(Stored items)
"""

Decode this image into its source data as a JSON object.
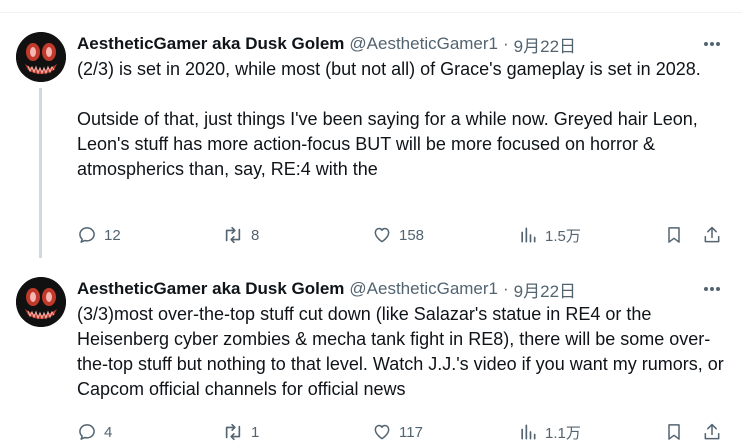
{
  "tweets": [
    {
      "author": {
        "name": "AestheticGamer aka Dusk Golem",
        "handle": "@AestheticGamer1"
      },
      "date": "9月22日",
      "separator": "·",
      "text": "(2/3) is set in 2020, while most (but not all) of Grace's gameplay is set in 2028.\n\nOutside of that, just things I've been saying for a while now. Greyed hair Leon, Leon's stuff has more action-focus BUT will be more focused on horror & atmospherics than, say, RE:4 with the",
      "stats": {
        "replies": "12",
        "reposts": "8",
        "likes": "158",
        "views": "1.5万"
      }
    },
    {
      "author": {
        "name": "AestheticGamer aka Dusk Golem",
        "handle": "@AestheticGamer1"
      },
      "date": "9月22日",
      "separator": "·",
      "text": "(3/3)most over-the-top stuff cut down (like Salazar's statue in RE4 or the Heisenberg cyber zombies & mecha tank fight in RE8), there will be some over-the-top stuff but nothing to that level. Watch J.J.'s video if you want my rumors, or Capcom official channels for official news",
      "stats": {
        "replies": "4",
        "reposts": "1",
        "likes": "117",
        "views": "1.1万"
      }
    }
  ],
  "icons": [
    "more-icon",
    "reply-icon",
    "repost-icon",
    "like-icon",
    "views-icon",
    "bookmark-icon",
    "share-icon"
  ]
}
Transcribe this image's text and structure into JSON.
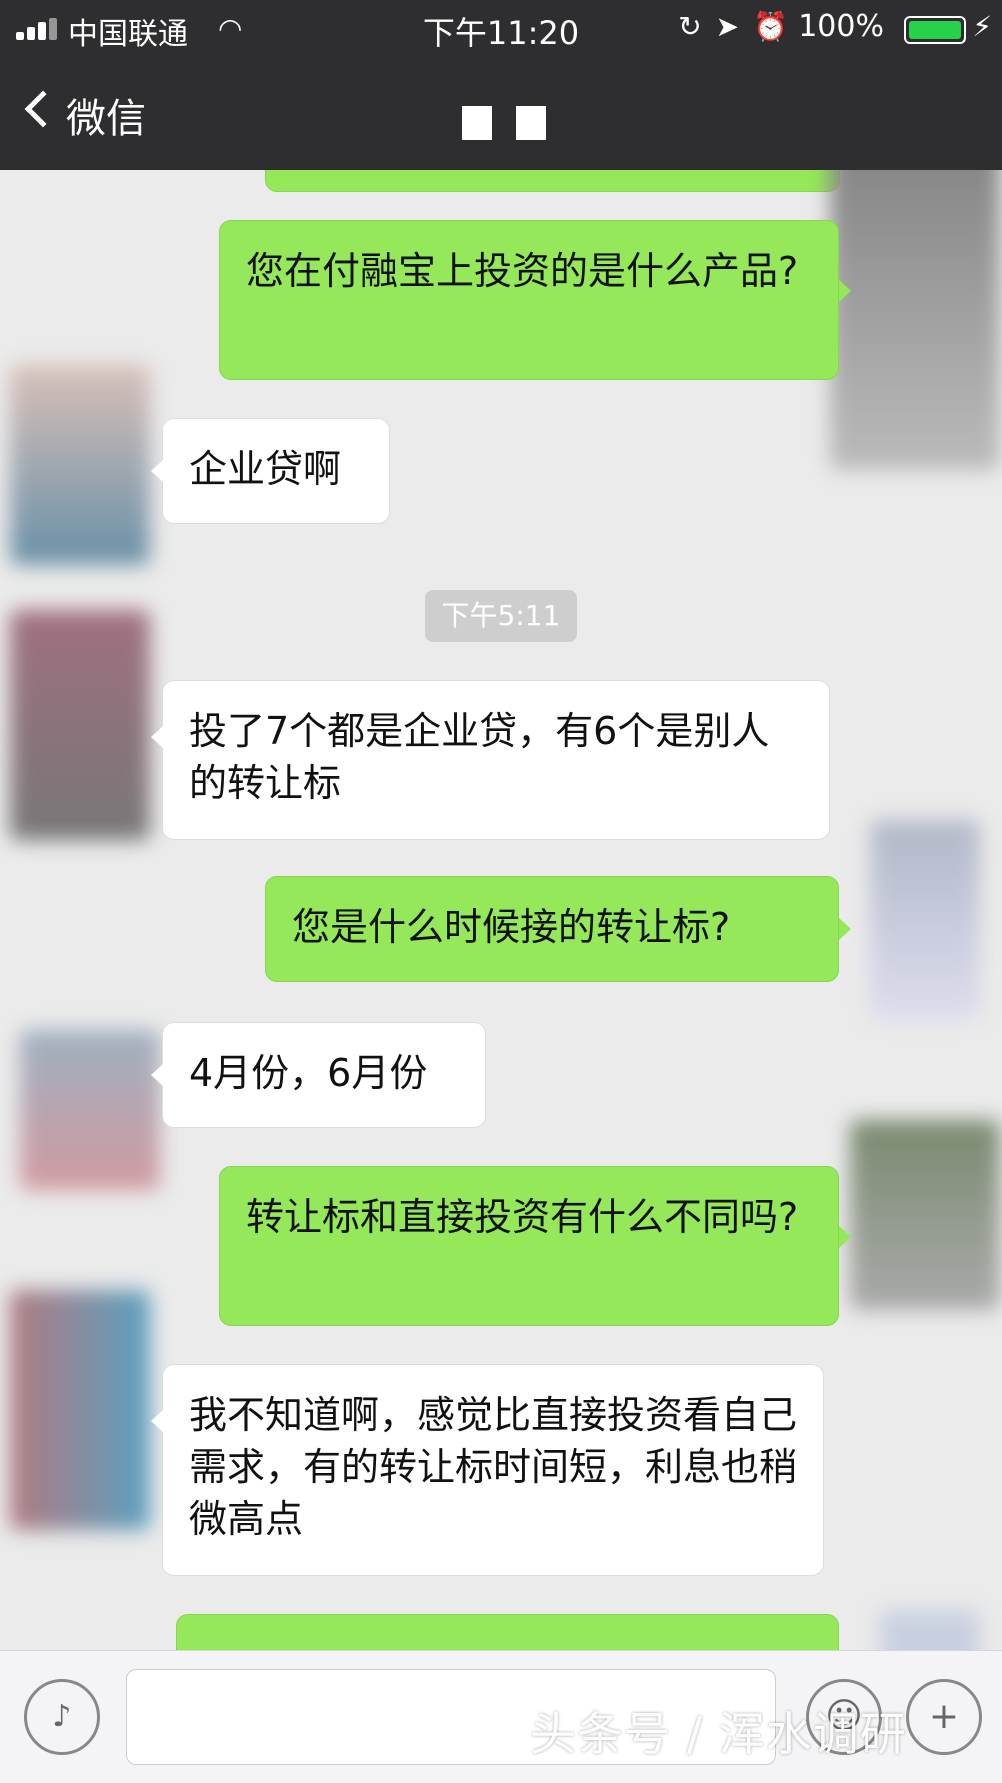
{
  "status_bar": {
    "carrier": "中国联通",
    "time": "下午11:20",
    "battery": "100%",
    "icons": [
      "wifi-icon",
      "rotation-lock-icon",
      "location-icon",
      "alarm-icon",
      "charging-icon"
    ]
  },
  "nav": {
    "back_label": "微信"
  },
  "chat": {
    "messages": [
      {
        "side": "right",
        "text": "您在付融宝上投资的是什么产品?"
      },
      {
        "side": "left",
        "text": "企业贷啊"
      },
      {
        "side": "left",
        "text": "投了7个都是企业贷，有6个是别人的转让标"
      },
      {
        "side": "right",
        "text": "您是什么时候接的转让标?"
      },
      {
        "side": "left",
        "text": "4月份，6月份"
      },
      {
        "side": "right",
        "text": "转让标和直接投资有什么不同吗?"
      },
      {
        "side": "left",
        "text": "我不知道啊，感觉比直接投资看自己需求，有的转让标时间短，利息也稍微高点"
      }
    ],
    "timestamp": "下午5:11"
  },
  "input_bar": {
    "icons": [
      "voice-icon",
      "emoji-icon",
      "plus-icon"
    ]
  },
  "watermark": "头条号 / 浑水调研",
  "colors": {
    "nav_bg": "#2e2e30",
    "chat_bg": "#ebebeb",
    "bubble_right": "#95e859",
    "bubble_left": "#ffffff",
    "battery": "#27d24b"
  }
}
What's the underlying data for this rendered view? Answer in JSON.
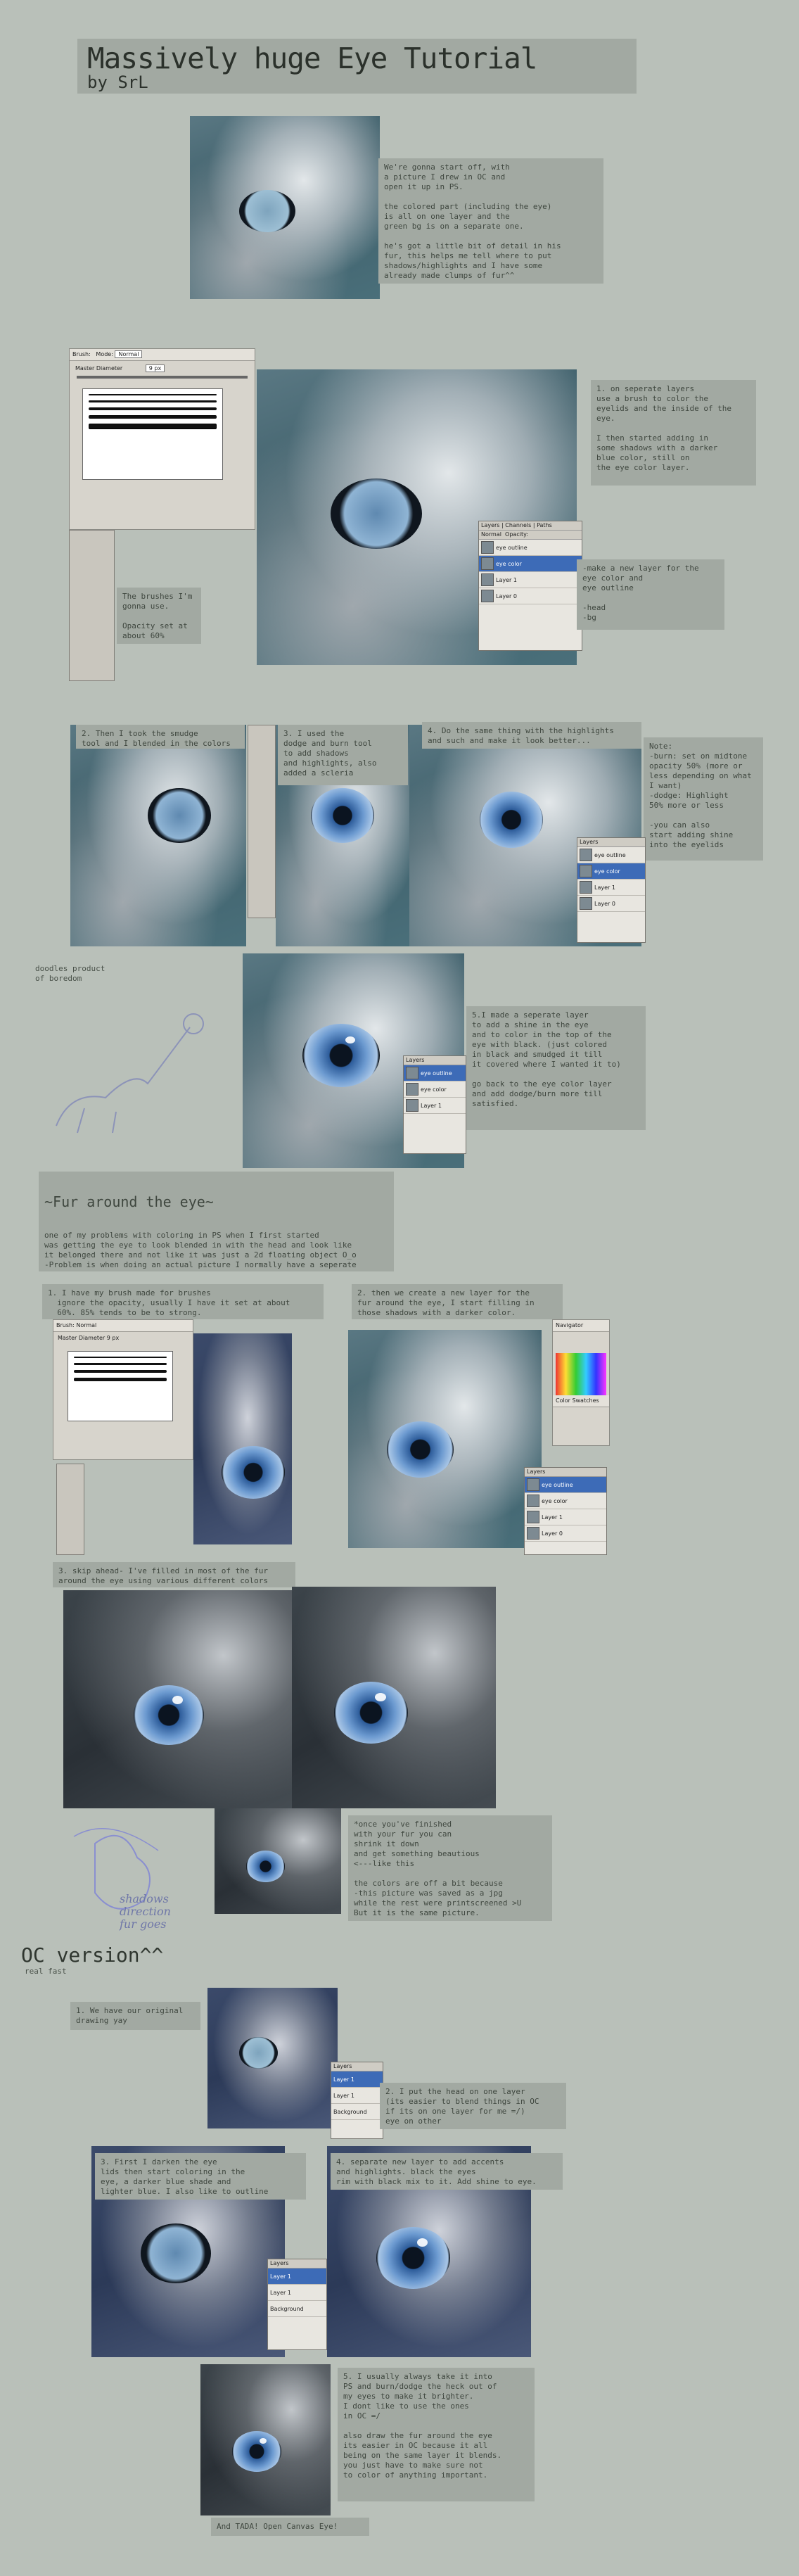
{
  "header": {
    "title": "Massively huge Eye Tutorial",
    "byline": "by SrL"
  },
  "notes": {
    "intro": "We're gonna start off, with\na picture I drew in OC and\nopen it up in PS.\n\nthe colored part (including the eye)\nis all on one layer and the\ngreen bg is on a separate one.\n\nhe's got a little bit of detail in his\nfur, this helps me tell where to put\nshadows/highlights and I have some\nalready made clumps of fur^^",
    "step1": "1. on seperate layers\nuse a brush to color the\neyelids and the inside of the\neye.\n\nI then started adding in\nsome shadows with a darker\nblue color, still on\nthe eye color layer.",
    "layer_note": "-make a new layer for the\neye color and\neye outline\n\n-head\n-bg",
    "brushes": "The brushes I'm\ngonna use.\n\nOpacity set at\nabout 60%\nor so.",
    "step2": "2. Then I took the smudge\ntool and I blended in the colors",
    "step3": "3. I used the\ndodge and burn tool\nto add shadows\nand highlights, also\nadded a scleria",
    "step4": "4. Do the same thing with the highlights\nand such and make it look better...",
    "dodge_burn": "Note:\n-burn: set on midtone\nopacity 50% (more or\nless depending on what\nI want)\n-dodge: Highlight\n50% more or less\n\n-you can also\nstart adding shine\ninto the eyelids",
    "doodle_caption": "doodles product\nof boredom",
    "step5": "5.I made a seperate layer\nto add a shine in the eye\nand to color in the top of the\neye with black. (just colored\nin black and smudged it till\nit covered where I wanted it to)\n\ngo back to the eye color layer\nand add dodge/burn more till\nsatisfied.",
    "fur_title": "~Fur around the eye~",
    "fur_intro": "one of my problems with coloring in PS when I first started\nwas getting the eye to look blended in with the head and look like\nit belonged there and not like it was just a 2d floating object O_o\n-Problem is when doing an actual picture I normally have a seperate\nlayer for fur and then a \"fur around eye\" layer..so you\nhave to make sure both layers blend with each other.\n(later on I might just merge all the head and eye layers\nbut right now they would be seperated)",
    "fur1": "1. I have my brush made for brushes\n  ignore the opacity, usually I have it set at about\n  60%. 85% tends to be to strong.",
    "fur2": "2. then we create a new layer for the\nfur around the eye, I start filling in\nthose shadows with a darker color.",
    "fur3": "3. skip ahead- I've filled in most of the fur\naround the eye using various different colors",
    "finish": "*once you've finished\nwith your fur you can\nshrink it down\nand get something beautious\n<---like this\n\nthe colors are off a bit because\n-this picture was saved as a jpg\nwhile the rest were printscreened >U\nBut it is the same picture.",
    "shadows_doodle": "shadows\ndirection\nfur goes",
    "oc_title": "OC version^^",
    "oc_sub": "real fast",
    "oc1": "1. We have our original\ndrawing yay",
    "oc2": "2. I put the head on one layer\n(its easier to blend things in OC\nif its on one layer for me =/)\neye on other",
    "oc3": "3. First I darken the eye\nlids then start coloring in the\neye, a darker blue shade and\nlighter blue. I also like to outline\nmy eye",
    "oc4": "4. separate new layer to add accents\nand highlights. black the eyes\nrim with black mix to it. Add shine to eye.",
    "oc5": "5. I usually always take it into\nPS and burn/dodge the heck out of\nmy eyes to make it brighter.\nI dont like to use the ones\nin OC =/\n\nalso draw the fur around the eye\nits easier in OC because it all\nbeing on the same layer it blends.\nyou just have to make sure not\nto color of anything important.",
    "ending": "And TADA! Open Canvas Eye!"
  },
  "ui": {
    "brush_label": "Brush:",
    "mode_label": "Mode:",
    "mode_value": "Normal",
    "master_diameter": "Master Diameter",
    "diameter_value": "9 px",
    "layers_tab": "Layers",
    "channels_tab": "Channels",
    "paths_tab": "Paths",
    "blend_mode": "Normal",
    "opacity_label": "Opacity:",
    "layer_names": [
      "eye outline",
      "eye color",
      "Layer 1",
      "Layer 0"
    ],
    "oc_layer_names": [
      "Layer 1",
      "Layer 1",
      "Background"
    ],
    "navigator_tab": "Navigator",
    "color_tab": "Color",
    "swatches_tab": "Swatches"
  },
  "colors": {
    "page_bg": "#b9c0b9",
    "note_bg": "#a2a9a2",
    "text": "#3e463e",
    "eye_blue": "#6c9ad0",
    "selected_layer": "#3d6bb7"
  }
}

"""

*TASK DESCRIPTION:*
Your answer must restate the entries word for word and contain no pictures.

*THE ANSWER:*
Decode this image into its source data as a JSON object.
{
  "tweets": [
    {
      "author": {
        "name": "AestheticGamer aka Dusk Golem",
        "handle": "@AestheticGamer1"
      },
      "date": "9月22日",
      "separator": "·",
      "text": "(2/3) is set in 2020, while most (but not all) of Grace's gameplay is set in 2028.\n\nOutside of that, just things I've been saying for a while now. Greyed hair Leon, Leon's stuff has more action-focus BUT will be more focused on horror & atmospherics than, say, RE:4 with the",
      "stats": {
        "replies": "12",
        "reposts": "8",
        "likes": "158",
        "views": "1.5万"
      }
    },
    {
      "author": {
        "name": "AestheticGamer aka Dusk Golem",
        "handle": "@AestheticGamer1"
      },
      "date": "9月22日",
      "separator": "·",
      "text": "(3/3)most over-the-top stuff cut down (like Salazar's statue in RE4 or the Heisenberg cyber zombies & mecha tank fight in RE8), there will be some over-the-top stuff but nothing to that level. Watch J.J.'s video if you want my rumors, or Capcom official channels for official news",
      "stats": {
        "replies": "4",
        "reposts": "1",
        "likes": "117",
        "views": "1.1万"
      }
    }
  ],
  "icons": [
    "more-icon",
    "reply-icon",
    "repost-icon",
    "like-icon",
    "views-icon",
    "bookmark-icon",
    "share-icon"
  ]
}
Transcribe this image's text and structure into JSON.
{
  "status_bar": {
    "carrier": "中国联通",
    "time": "下午11:20",
    "battery": "100%",
    "icons": [
      "wifi-icon",
      "rotation-lock-icon",
      "location-icon",
      "alarm-icon",
      "charging-icon"
    ]
  },
  "nav": {
    "back_label": "微信"
  },
  "chat": {
    "messages": [
      {
        "side": "right",
        "text": "您在付融宝上投资的是什么产品?"
      },
      {
        "side": "left",
        "text": "企业贷啊"
      },
      {
        "side": "left",
        "text": "投了7个都是企业贷，有6个是别人的转让标"
      },
      {
        "side": "right",
        "text": "您是什么时候接的转让标?"
      },
      {
        "side": "left",
        "text": "4月份，6月份"
      },
      {
        "side": "right",
        "text": "转让标和直接投资有什么不同吗?"
      },
      {
        "side": "left",
        "text": "我不知道啊，感觉比直接投资看自己需求，有的转让标时间短，利息也稍微高点"
      }
    ],
    "timestamp": "下午5:11"
  },
  "input_bar": {
    "icons": [
      "voice-icon",
      "emoji-icon",
      "plus-icon"
    ]
  },
  "watermark": "头条号 / 浑水调研",
  "colors": {
    "nav_bg": "#2e2e30",
    "chat_bg": "#ebebeb",
    "bubble_right": "#95e859",
    "bubble_left": "#ffffff",
    "battery": "#27d24b"
  }
}
What's the underlying data for this rendered view? Answer in JSON.
{
  "header": {
    "title": "Massively huge Eye Tutorial",
    "byline": "by SrL"
  },
  "notes": {
    "intro": "We're gonna start off, with\na picture I drew in OC and\nopen it up in PS.\n\nthe colored part (including the eye)\nis all on one layer and the\ngreen bg is on a separate one.\n\nhe's got a little bit of detail in his\nfur, this helps me tell where to put\nshadows/highlights and I have some\nalready made clumps of fur^^",
    "step1": "1. on seperate layers\nuse a brush to color the\neyelids and the inside of the\neye.\n\nI then started adding in\nsome shadows with a darker\nblue color, still on\nthe eye color layer.",
    "layer_note": "-make a new layer for the\neye color and\neye outline\n\n-head\n-bg",
    "brushes": "The brushes I'm\ngonna use.\n\nOpacity set at\nabout 60%\nor so.",
    "step2": "2. Then I took the smudge\ntool and I blended in the colors",
    "step3": "3. I used the\ndodge and burn tool\nto add shadows\nand highlights, also\nadded a scleria",
    "step4": "4. Do the same thing with the highlights\nand such and make it look better...",
    "dodge_burn": "Note:\n-burn: set on midtone\nopacity 50% (more or\nless depending on what\nI want)\n-dodge: Highlight\n50% more or less\n\n-you can also\nstart adding shine\ninto the eyelids",
    "doodle_caption": "doodles product\nof boredom",
    "step5": "5.I made a seperate layer\nto add a shine in the eye\nand to color in the top of the\neye with black. (just colored\nin black and smudged it till\nit covered where I wanted it to)\n\ngo back to the eye color layer\nand add dodge/burn more till\nsatisfied.",
    "fur_title": "~Fur around the eye~",
    "fur_intro": "one of my problems with coloring in PS when I first started\nwas getting the eye to look blended in with the head and look like\nit belonged there and not like it was just a 2d floating object O_o\n-Problem is when doing an actual picture I normally have a seperate\nlayer for fur and then a \"fur around eye\" layer..so you\nhave to make sure both layers blend with each other.\n(later on I might just merge all the head and eye layers\nbut right now they would be seperated)",
    "fur1": "1. I have my brush made for brushes\n  ignore the opacity, usually I have it set at about\n  60%. 85% tends to be to strong.",
    "fur2": "2. then we create a new layer for the\nfur around the eye, I start filling in\nthose shadows with a darker color.",
    "fur3": "3. skip ahead- I've filled in most of the fur\naround the eye using various different colors",
    "finish": "*once you've finished\nwith your fur you can\nshrink it down\nand get something beautious\n<---like this\n\nthe colors are off a bit because\n-this picture was saved as a jpg\nwhile the rest were printscreened >U\nBut it is the same picture.",
    "shadows_doodle": "shadows\ndirection\nfur goes",
    "oc_title": "OC version^^",
    "oc_sub": "real fast",
    "oc1": "1. We have our original\ndrawing yay",
    "oc2": "2. I put the head on one layer\n(its easier to blend things in OC\nif its on one layer for me =/)\neye on other",
    "oc3": "3. First I darken the eye\nlids then start coloring in the\neye, a darker blue shade and\nlighter blue. I also like to outline\nmy eye",
    "oc4": "4. separate new layer to add accents\nand highlights. black the eyes\nrim with black mix to it. Add shine to eye.",
    "oc5": "5. I usually always take it into\nPS and burn/dodge the heck out of\nmy eyes to make it brighter.\nI dont like to use the ones\nin OC =/\n\nalso draw the fur around the eye\nits easier in OC because it all\nbeing on the same layer it blends.\nyou just have to make sure not\nto color of anything important.",
    "ending": "And TADA! Open Canvas Eye!"
  },
  "ui": {
    "brush_label": "Brush:",
    "mode_label": "Mode:",
    "mode_value": "Normal",
    "master_diameter": "Master Diameter",
    "diameter_value": "9 px",
    "layers_tab": "Layers",
    "channels_tab": "Channels",
    "paths_tab": "Paths",
    "blend_mode": "Normal",
    "opacity_label": "Opacity:",
    "layer_names": [
      "eye outline",
      "eye color",
      "Layer 1",
      "Layer 0"
    ],
    "oc_layer_names": [
      "Layer 1",
      "Layer 1",
      "Background"
    ],
    "navigator_tab": "Navigator",
    "color_tab": "Color",
    "swatches_tab": "Swatches"
  },
  "colors": {
    "page_bg": "#b9c0b9",
    "note_bg": "#a2a9a2",
    "text": "#3e463e",
    "eye_blue": "#6c9ad0",
    "selected_layer": "#3d6bb7"
  }
}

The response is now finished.